Data supplied

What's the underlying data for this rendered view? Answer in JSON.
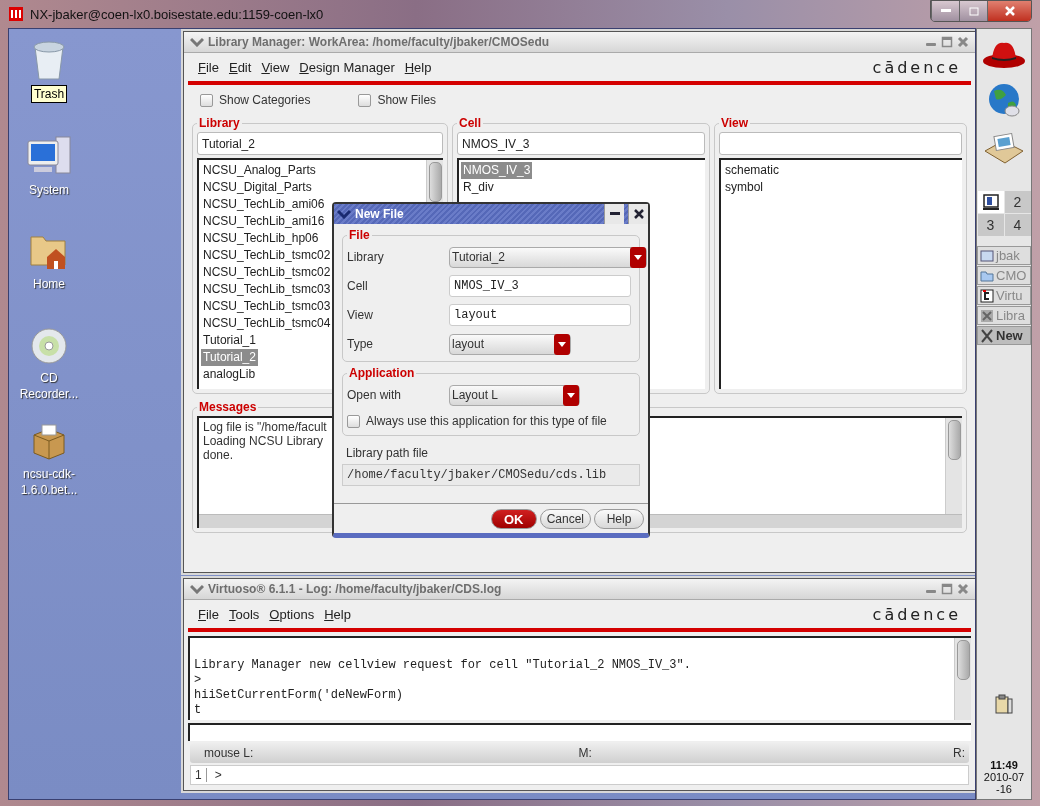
{
  "outer_window": {
    "title": "NX-jbaker@coen-lx0.boisestate.edu:1159-coen-lx0"
  },
  "desktop_icons": [
    {
      "label": "Trash",
      "kind": "trash",
      "selected": true
    },
    {
      "label": "System",
      "kind": "computer",
      "selected": false
    },
    {
      "label": "Home",
      "kind": "home",
      "selected": false
    },
    {
      "label": "CD Recorder...",
      "kind": "cd",
      "selected": false
    },
    {
      "label": "ncsu-cdk-1.6.0.bet...",
      "kind": "package",
      "selected": false
    }
  ],
  "library_manager": {
    "title": "Library Manager: WorkArea: /home/faculty/jbaker/CMOSedu",
    "menu": [
      "File",
      "Edit",
      "View",
      "Design Manager",
      "Help"
    ],
    "logo": "cādence",
    "options": [
      {
        "label": "Show Categories",
        "checked": false
      },
      {
        "label": "Show Files",
        "checked": false
      }
    ],
    "panes": [
      {
        "title": "Library",
        "filter": "Tutorial_2",
        "scrollbar": true,
        "items": [
          {
            "label": "NCSU_Analog_Parts",
            "selected": false
          },
          {
            "label": "NCSU_Digital_Parts",
            "selected": false
          },
          {
            "label": "NCSU_TechLib_ami06",
            "selected": false
          },
          {
            "label": "NCSU_TechLib_ami16",
            "selected": false
          },
          {
            "label": "NCSU_TechLib_hp06",
            "selected": false
          },
          {
            "label": "NCSU_TechLib_tsmc02",
            "selected": false
          },
          {
            "label": "NCSU_TechLib_tsmc02",
            "selected": false
          },
          {
            "label": "NCSU_TechLib_tsmc03",
            "selected": false
          },
          {
            "label": "NCSU_TechLib_tsmc03",
            "selected": false
          },
          {
            "label": "NCSU_TechLib_tsmc04",
            "selected": false
          },
          {
            "label": "Tutorial_1",
            "selected": false
          },
          {
            "label": "Tutorial_2",
            "selected": true
          },
          {
            "label": "analogLib",
            "selected": false
          }
        ]
      },
      {
        "title": "Cell",
        "filter": "NMOS_IV_3",
        "scrollbar": false,
        "items": [
          {
            "label": "NMOS_IV_3",
            "selected": true
          },
          {
            "label": "R_div",
            "selected": false
          }
        ]
      },
      {
        "title": "View",
        "scrollbar": false,
        "items": [
          {
            "label": "schematic",
            "selected": false
          },
          {
            "label": "symbol",
            "selected": false
          }
        ]
      }
    ],
    "messages": {
      "title": "Messages",
      "lines": [
        "Log file is \"/home/facult",
        "Loading NCSU Library",
        "done."
      ]
    }
  },
  "new_file_dialog": {
    "title": "New File",
    "file_section": {
      "title": "File",
      "fields": [
        {
          "label": "Library",
          "kind": "dropdown",
          "value": "Tutorial_2"
        },
        {
          "label": "Cell",
          "kind": "text",
          "value": "NMOS_IV_3"
        },
        {
          "label": "View",
          "kind": "text",
          "value": "layout"
        },
        {
          "label": "Type",
          "kind": "dropdown",
          "value": "layout"
        }
      ]
    },
    "application_section": {
      "title": "Application",
      "open_with_label": "Open with",
      "open_with": "Layout L",
      "always_use": {
        "label": "Always use this application for this type of file",
        "checked": false
      }
    },
    "path_label": "Library path file",
    "path": "/home/faculty/jbaker/CMOSedu/cds.lib",
    "buttons": [
      {
        "label": "OK",
        "kind": "default"
      },
      {
        "label": "Cancel",
        "kind": "normal"
      },
      {
        "label": "Help",
        "kind": "normal"
      }
    ]
  },
  "log_window": {
    "title": "Virtuoso® 6.1.1 - Log: /home/faculty/jbaker/CDS.log",
    "menu": [
      "File",
      "Tools",
      "Options",
      "Help"
    ],
    "logo": "cādence",
    "lines": [
      "Library Manager new cellview request for cell \"Tutorial_2 NMOS_IV_3\".",
      ">",
      "hiiSetCurrentForm('deNewForm)",
      "t"
    ],
    "status": {
      "left": "mouse L:",
      "middle": "M:",
      "right": "R:"
    },
    "prompt": {
      "number": "1",
      "text": ">"
    }
  },
  "side_panel": {
    "launchers": [
      {
        "kind": "hat"
      },
      {
        "kind": "globe"
      },
      {
        "kind": "envelope"
      }
    ],
    "workspaces": [
      {
        "selected": true
      },
      {
        "label": "2",
        "selected": false
      },
      {
        "label": "3",
        "selected": false
      },
      {
        "label": "4",
        "selected": false
      }
    ],
    "tasks": [
      {
        "label": "jbak",
        "kind": "terminal",
        "selected": false
      },
      {
        "label": "CMO",
        "kind": "folder",
        "selected": false
      },
      {
        "label": "Virtu",
        "kind": "cadence",
        "selected": false
      },
      {
        "label": "Libra",
        "kind": "tools",
        "selected": false
      },
      {
        "label": "New",
        "kind": "x",
        "selected": true
      }
    ],
    "clock": {
      "time": "11:49",
      "date": [
        "2010-07",
        "-16"
      ]
    }
  }
}
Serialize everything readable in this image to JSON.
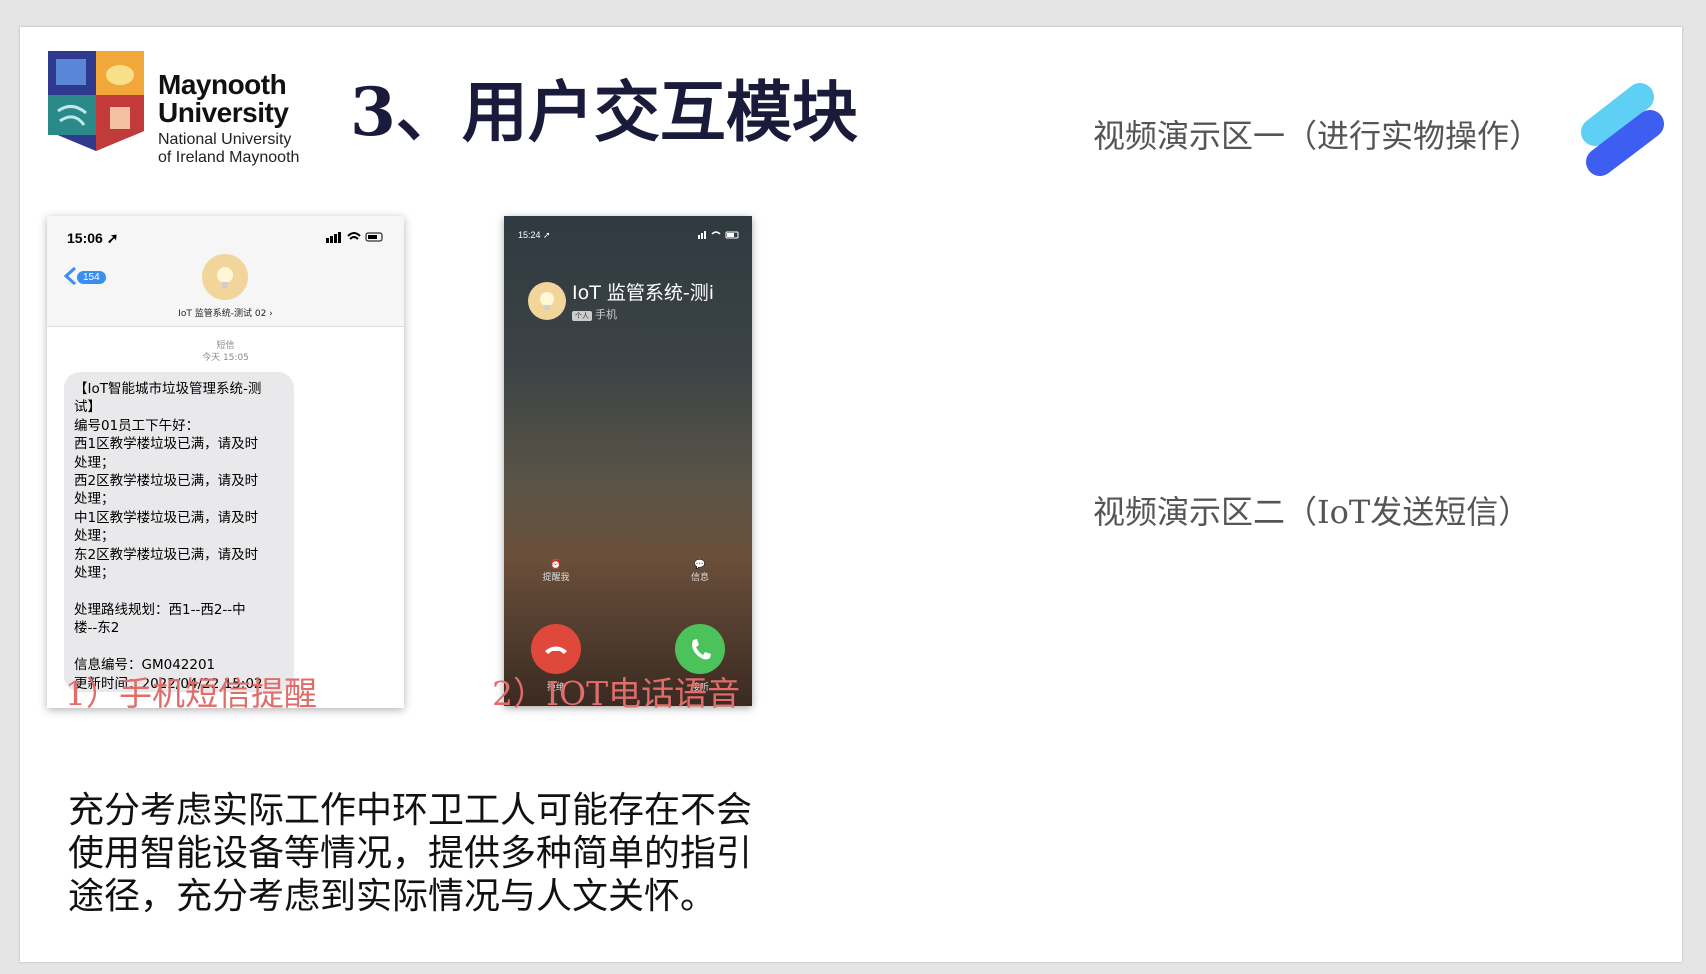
{
  "logo": {
    "name_line1": "Maynooth",
    "name_line2": "University",
    "sub_line1": "National University",
    "sub_line2": "of Ireland Maynooth"
  },
  "title": "3、用户交互模块",
  "video_labels": {
    "one": "视频演示区一（进行实物操作）",
    "two": "视频演示区二（IoT发送短信）"
  },
  "phone_sms": {
    "time": "15:06",
    "badge": "154",
    "contact": "IoT 监管系统-测试 02 ›",
    "meta_line1": "短信",
    "meta_line2": "今天 15:05",
    "message_lines": [
      "【IoT智能城市垃圾管理系统-测",
      "试】",
      "编号01员工下午好：",
      "西1区教学楼垃圾已满，请及时",
      "处理；",
      "西2区教学楼垃圾已满，请及时",
      "处理；",
      "中1区教学楼垃圾已满，请及时",
      "处理；",
      "东2区教学楼垃圾已满，请及时",
      "处理；",
      "",
      "处理路线规划：西1--西2--中",
      "楼--东2",
      "",
      "信息编号：GM042201",
      "更新时间：2022/04/22 15:02"
    ]
  },
  "phone_call": {
    "time": "15:24",
    "caller": "IoT 监管系统-测i",
    "tag": "个人",
    "sub": "手机",
    "remind_label": "提醒我",
    "message_label": "信息",
    "decline_label": "拒绝",
    "accept_label": "接听",
    "decline_color": "#e0483c",
    "accept_color": "#4cc35a"
  },
  "captions": {
    "one": "1）手机短信提醒",
    "two": "2）IOT电话语音"
  },
  "paragraph_lines": [
    "充分考虑实际工作中环卫工人可能存在不会",
    "使用智能设备等情况，提供多种简单的指引",
    "途径，充分考虑到实际情况与人文关怀。"
  ],
  "colors": {
    "caption": "#e06d69",
    "title": "#1a1a3a",
    "deco_light": "#5fd0f5",
    "deco_dark": "#3d5ef0"
  }
}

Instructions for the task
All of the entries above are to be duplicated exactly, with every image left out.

Finished exercise
What's the underlying data for this rendered view? Answer in JSON.
{
  "outer_window": {
    "title": "NX-jbaker@coen-lx0.boisestate.edu:1159-coen-lx0"
  },
  "desktop_icons": [
    {
      "label": "Trash",
      "kind": "trash",
      "selected": true
    },
    {
      "label": "System",
      "kind": "computer",
      "selected": false
    },
    {
      "label": "Home",
      "kind": "home",
      "selected": false
    },
    {
      "label": "CD Recorder...",
      "kind": "cd",
      "selected": false
    },
    {
      "label": "ncsu-cdk-1.6.0.bet...",
      "kind": "package",
      "selected": false
    }
  ],
  "library_manager": {
    "title": "Library Manager: WorkArea: /home/faculty/jbaker/CMOSedu",
    "menu": [
      "File",
      "Edit",
      "View",
      "Design Manager",
      "Help"
    ],
    "logo": "cādence",
    "options": [
      {
        "label": "Show Categories",
        "checked": false
      },
      {
        "label": "Show Files",
        "checked": false
      }
    ],
    "panes": [
      {
        "title": "Library",
        "filter": "Tutorial_2",
        "scrollbar": true,
        "items": [
          {
            "label": "NCSU_Analog_Parts",
            "selected": false
          },
          {
            "label": "NCSU_Digital_Parts",
            "selected": false
          },
          {
            "label": "NCSU_TechLib_ami06",
            "selected": false
          },
          {
            "label": "NCSU_TechLib_ami16",
            "selected": false
          },
          {
            "label": "NCSU_TechLib_hp06",
            "selected": false
          },
          {
            "label": "NCSU_TechLib_tsmc02",
            "selected": false
          },
          {
            "label": "NCSU_TechLib_tsmc02",
            "selected": false
          },
          {
            "label": "NCSU_TechLib_tsmc03",
            "selected": false
          },
          {
            "label": "NCSU_TechLib_tsmc03",
            "selected": false
          },
          {
            "label": "NCSU_TechLib_tsmc04",
            "selected": false
          },
          {
            "label": "Tutorial_1",
            "selected": false
          },
          {
            "label": "Tutorial_2",
            "selected": true
          },
          {
            "label": "analogLib",
            "selected": false
          }
        ]
      },
      {
        "title": "Cell",
        "filter": "NMOS_IV_3",
        "scrollbar": false,
        "items": [
          {
            "label": "NMOS_IV_3",
            "selected": true
          },
          {
            "label": "R_div",
            "selected": false
          }
        ]
      },
      {
        "title": "View",
        "scrollbar": false,
        "items": [
          {
            "label": "schematic",
            "selected": false
          },
          {
            "label": "symbol",
            "selected": false
          }
        ]
      }
    ],
    "messages": {
      "title": "Messages",
      "lines": [
        "Log file is \"/home/facult",
        "Loading NCSU Library",
        "done."
      ]
    }
  },
  "new_file_dialog": {
    "title": "New File",
    "file_section": {
      "title": "File",
      "fields": [
        {
          "label": "Library",
          "kind": "dropdown",
          "value": "Tutorial_2"
        },
        {
          "label": "Cell",
          "kind": "text",
          "value": "NMOS_IV_3"
        },
        {
          "label": "View",
          "kind": "text",
          "value": "layout"
        },
        {
          "label": "Type",
          "kind": "dropdown",
          "value": "layout"
        }
      ]
    },
    "application_section": {
      "title": "Application",
      "open_with_label": "Open with",
      "open_with": "Layout L",
      "always_use": {
        "label": "Always use this application for this type of file",
        "checked": false
      }
    },
    "path_label": "Library path file",
    "path": "/home/faculty/jbaker/CMOSedu/cds.lib",
    "buttons": [
      {
        "label": "OK",
        "kind": "default"
      },
      {
        "label": "Cancel",
        "kind": "normal"
      },
      {
        "label": "Help",
        "kind": "normal"
      }
    ]
  },
  "log_window": {
    "title": "Virtuoso® 6.1.1 - Log: /home/faculty/jbaker/CDS.log",
    "menu": [
      "File",
      "Tools",
      "Options",
      "Help"
    ],
    "logo": "cādence",
    "lines": [
      "Library Manager new cellview request for cell \"Tutorial_2 NMOS_IV_3\".",
      ">",
      "hiiSetCurrentForm('deNewForm)",
      "t"
    ],
    "status": {
      "left": "mouse L:",
      "middle": "M:",
      "right": "R:"
    },
    "prompt": {
      "number": "1",
      "text": ">"
    }
  },
  "side_panel": {
    "launchers": [
      {
        "kind": "hat"
      },
      {
        "kind": "globe"
      },
      {
        "kind": "envelope"
      }
    ],
    "workspaces": [
      {
        "selected": true
      },
      {
        "label": "2",
        "selected": false
      },
      {
        "label": "3",
        "selected": false
      },
      {
        "label": "4",
        "selected": false
      }
    ],
    "tasks": [
      {
        "label": "jbak",
        "kind": "terminal",
        "selected": false
      },
      {
        "label": "CMO",
        "kind": "folder",
        "selected": false
      },
      {
        "label": "Virtu",
        "kind": "cadence",
        "selected": false
      },
      {
        "label": "Libra",
        "kind": "tools",
        "selected": false
      },
      {
        "label": "New",
        "kind": "x",
        "selected": true
      }
    ],
    "clock": {
      "time": "11:49",
      "date": [
        "2010-07",
        "-16"
      ]
    }
  }
}
Serialize everything readable in this image to JSON.
{
  "logo": {
    "name_line1": "Maynooth",
    "name_line2": "University",
    "sub_line1": "National University",
    "sub_line2": "of Ireland Maynooth"
  },
  "title": "3、用户交互模块",
  "video_labels": {
    "one": "视频演示区一（进行实物操作）",
    "two": "视频演示区二（IoT发送短信）"
  },
  "phone_sms": {
    "time": "15:06",
    "badge": "154",
    "contact": "IoT 监管系统-测试 02 ›",
    "meta_line1": "短信",
    "meta_line2": "今天 15:05",
    "message_lines": [
      "【IoT智能城市垃圾管理系统-测",
      "试】",
      "编号01员工下午好：",
      "西1区教学楼垃圾已满，请及时",
      "处理；",
      "西2区教学楼垃圾已满，请及时",
      "处理；",
      "中1区教学楼垃圾已满，请及时",
      "处理；",
      "东2区教学楼垃圾已满，请及时",
      "处理；",
      "",
      "处理路线规划：西1--西2--中",
      "楼--东2",
      "",
      "信息编号：GM042201",
      "更新时间：2022/04/22 15:02"
    ]
  },
  "phone_call": {
    "time": "15:24",
    "caller": "IoT 监管系统-测i",
    "tag": "个人",
    "sub": "手机",
    "remind_label": "提醒我",
    "message_label": "信息",
    "decline_label": "拒绝",
    "accept_label": "接听",
    "decline_color": "#e0483c",
    "accept_color": "#4cc35a"
  },
  "captions": {
    "one": "1）手机短信提醒",
    "two": "2）IOT电话语音"
  },
  "paragraph_lines": [
    "充分考虑实际工作中环卫工人可能存在不会",
    "使用智能设备等情况，提供多种简单的指引",
    "途径，充分考虑到实际情况与人文关怀。"
  ],
  "colors": {
    "caption": "#e06d69",
    "title": "#1a1a3a",
    "deco_light": "#5fd0f5",
    "deco_dark": "#3d5ef0"
  }
}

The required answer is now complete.